Read the Center for Auto Safety and Consumer Watchdog’s letter to California Attorney General Xavier Becerra
Read the Center for Auto Safety and Consumer Watchdog’s letter to the California DMV
Read the Center for Auto Safety’s letter to Florida Attorney General Ashley Moody
Read the Center for Auto Safety’s letter to Massachusetts Attorney General Maura Healy
Read the Center for Auto Safety’s letter to Michigan Attorney General Dana Nessel
Read the Center for Auto Safety’s letter to New York Attorney General Letitia James
Read the Center for Auto Safety’s letter to Utah Attorney General Sean Reyes
Since 1970, the Center for Auto Safety has successfully led the fight for lemon laws in every state, airbags in every vehicle, and recall repairs being made at no cost to the consumer. The Center is a membership-driven, advocacy organization headquartered in Washington, DC. Center membership includes the monthly Safety Tune-Up Report providing individual alerts on safety issues relating to member’s cars and access to TheCarBook.com, which has for the last 39 years, been America’s most comprehensive car buying guide. The Center is also home to the Safe Climate Campaign which fights global warming by working for big, specific measures to reduce greenhouse gas emissions To learn more, please visit www.AutoSafety.org.

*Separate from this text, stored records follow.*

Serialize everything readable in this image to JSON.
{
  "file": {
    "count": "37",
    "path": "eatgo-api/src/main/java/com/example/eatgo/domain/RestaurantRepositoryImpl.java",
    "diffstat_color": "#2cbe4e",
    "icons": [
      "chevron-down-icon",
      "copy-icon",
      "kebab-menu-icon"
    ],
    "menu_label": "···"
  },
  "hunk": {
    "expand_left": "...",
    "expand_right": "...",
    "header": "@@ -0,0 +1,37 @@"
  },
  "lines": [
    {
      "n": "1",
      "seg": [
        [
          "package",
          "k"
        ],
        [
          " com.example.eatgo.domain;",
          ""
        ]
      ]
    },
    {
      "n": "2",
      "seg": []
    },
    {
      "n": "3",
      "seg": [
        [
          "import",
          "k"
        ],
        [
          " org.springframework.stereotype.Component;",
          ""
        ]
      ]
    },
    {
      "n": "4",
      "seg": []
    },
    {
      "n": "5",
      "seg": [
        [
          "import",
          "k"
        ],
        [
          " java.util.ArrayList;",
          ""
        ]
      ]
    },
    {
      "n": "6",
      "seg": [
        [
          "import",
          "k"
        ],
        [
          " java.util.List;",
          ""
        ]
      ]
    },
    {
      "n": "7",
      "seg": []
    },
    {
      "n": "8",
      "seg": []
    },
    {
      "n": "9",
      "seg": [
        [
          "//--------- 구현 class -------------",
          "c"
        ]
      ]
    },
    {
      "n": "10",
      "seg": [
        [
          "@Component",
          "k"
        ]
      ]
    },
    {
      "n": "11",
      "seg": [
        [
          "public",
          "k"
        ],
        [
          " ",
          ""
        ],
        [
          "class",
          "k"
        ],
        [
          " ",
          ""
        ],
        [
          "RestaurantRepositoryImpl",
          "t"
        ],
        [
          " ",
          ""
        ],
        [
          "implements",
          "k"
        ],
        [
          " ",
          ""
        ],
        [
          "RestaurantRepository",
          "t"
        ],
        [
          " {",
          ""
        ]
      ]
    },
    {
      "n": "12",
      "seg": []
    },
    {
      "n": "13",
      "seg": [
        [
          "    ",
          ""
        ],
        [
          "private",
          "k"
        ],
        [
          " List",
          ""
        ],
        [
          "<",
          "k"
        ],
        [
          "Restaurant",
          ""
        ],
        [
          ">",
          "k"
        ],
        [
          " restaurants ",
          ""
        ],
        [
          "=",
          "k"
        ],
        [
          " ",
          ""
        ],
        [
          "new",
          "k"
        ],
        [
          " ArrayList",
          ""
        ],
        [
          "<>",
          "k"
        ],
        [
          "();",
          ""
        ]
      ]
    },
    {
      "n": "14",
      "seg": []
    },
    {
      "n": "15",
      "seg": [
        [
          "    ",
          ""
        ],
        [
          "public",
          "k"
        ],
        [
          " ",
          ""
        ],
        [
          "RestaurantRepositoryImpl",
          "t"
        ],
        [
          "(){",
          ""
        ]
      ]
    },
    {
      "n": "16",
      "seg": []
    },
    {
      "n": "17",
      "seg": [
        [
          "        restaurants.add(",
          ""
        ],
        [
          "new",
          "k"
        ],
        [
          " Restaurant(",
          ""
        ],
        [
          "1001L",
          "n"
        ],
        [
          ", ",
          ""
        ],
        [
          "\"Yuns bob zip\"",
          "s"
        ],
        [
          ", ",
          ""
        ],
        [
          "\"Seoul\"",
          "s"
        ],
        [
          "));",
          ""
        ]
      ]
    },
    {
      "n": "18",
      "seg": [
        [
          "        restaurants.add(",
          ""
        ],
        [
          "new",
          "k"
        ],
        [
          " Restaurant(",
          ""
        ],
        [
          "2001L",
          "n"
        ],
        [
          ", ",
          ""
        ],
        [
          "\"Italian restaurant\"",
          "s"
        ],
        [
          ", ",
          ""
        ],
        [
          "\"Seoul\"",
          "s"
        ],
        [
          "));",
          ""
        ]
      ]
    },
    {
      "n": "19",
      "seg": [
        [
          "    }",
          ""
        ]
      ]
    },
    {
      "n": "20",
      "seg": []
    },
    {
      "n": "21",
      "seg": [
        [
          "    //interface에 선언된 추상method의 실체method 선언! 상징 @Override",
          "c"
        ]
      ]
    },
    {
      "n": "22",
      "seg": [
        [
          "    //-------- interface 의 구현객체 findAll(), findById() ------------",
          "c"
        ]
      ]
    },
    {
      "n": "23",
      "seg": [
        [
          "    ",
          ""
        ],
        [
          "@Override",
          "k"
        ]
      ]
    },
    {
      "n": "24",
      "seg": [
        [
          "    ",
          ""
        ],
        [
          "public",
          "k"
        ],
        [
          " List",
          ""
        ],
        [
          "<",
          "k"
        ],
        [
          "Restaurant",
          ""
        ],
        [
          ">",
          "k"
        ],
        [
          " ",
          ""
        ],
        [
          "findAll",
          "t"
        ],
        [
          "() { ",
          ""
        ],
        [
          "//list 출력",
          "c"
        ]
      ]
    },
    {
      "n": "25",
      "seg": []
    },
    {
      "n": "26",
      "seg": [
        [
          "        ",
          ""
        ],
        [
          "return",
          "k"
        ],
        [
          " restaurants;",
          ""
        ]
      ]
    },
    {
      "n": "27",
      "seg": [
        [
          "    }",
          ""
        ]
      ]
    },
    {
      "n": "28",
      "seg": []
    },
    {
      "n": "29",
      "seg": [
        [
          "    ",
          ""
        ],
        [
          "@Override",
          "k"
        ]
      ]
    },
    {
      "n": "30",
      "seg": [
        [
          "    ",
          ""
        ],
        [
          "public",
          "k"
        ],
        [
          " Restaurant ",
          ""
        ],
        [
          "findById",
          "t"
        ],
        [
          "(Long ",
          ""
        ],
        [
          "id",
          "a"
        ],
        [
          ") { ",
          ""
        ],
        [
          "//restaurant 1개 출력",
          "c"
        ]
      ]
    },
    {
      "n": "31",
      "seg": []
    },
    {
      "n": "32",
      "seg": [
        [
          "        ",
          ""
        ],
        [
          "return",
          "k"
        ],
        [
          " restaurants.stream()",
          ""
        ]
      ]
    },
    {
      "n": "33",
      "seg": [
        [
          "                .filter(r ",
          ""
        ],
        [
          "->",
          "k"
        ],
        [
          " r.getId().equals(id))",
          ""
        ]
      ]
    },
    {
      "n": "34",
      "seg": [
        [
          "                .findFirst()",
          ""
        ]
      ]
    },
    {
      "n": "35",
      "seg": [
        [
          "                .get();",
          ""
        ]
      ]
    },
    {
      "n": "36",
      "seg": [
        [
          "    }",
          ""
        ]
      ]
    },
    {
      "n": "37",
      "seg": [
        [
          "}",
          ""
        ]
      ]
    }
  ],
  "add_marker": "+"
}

Established in 1985, Consumer Watchdog is a nationally recognized non-partisan, non-profit organization representing the interests of taxpayers and consumers. Its mission is to provide an effective voice for the public interest. Consumer Watchdog’s programs include health care reform, oversight of insurance rates, energy policy, protecting privacy rights, promoting auto safety, protecting legal rights, corporate reform, and political accountability. To learn more about Consumer Watchdog, please visit ConsumerWatchdog.org.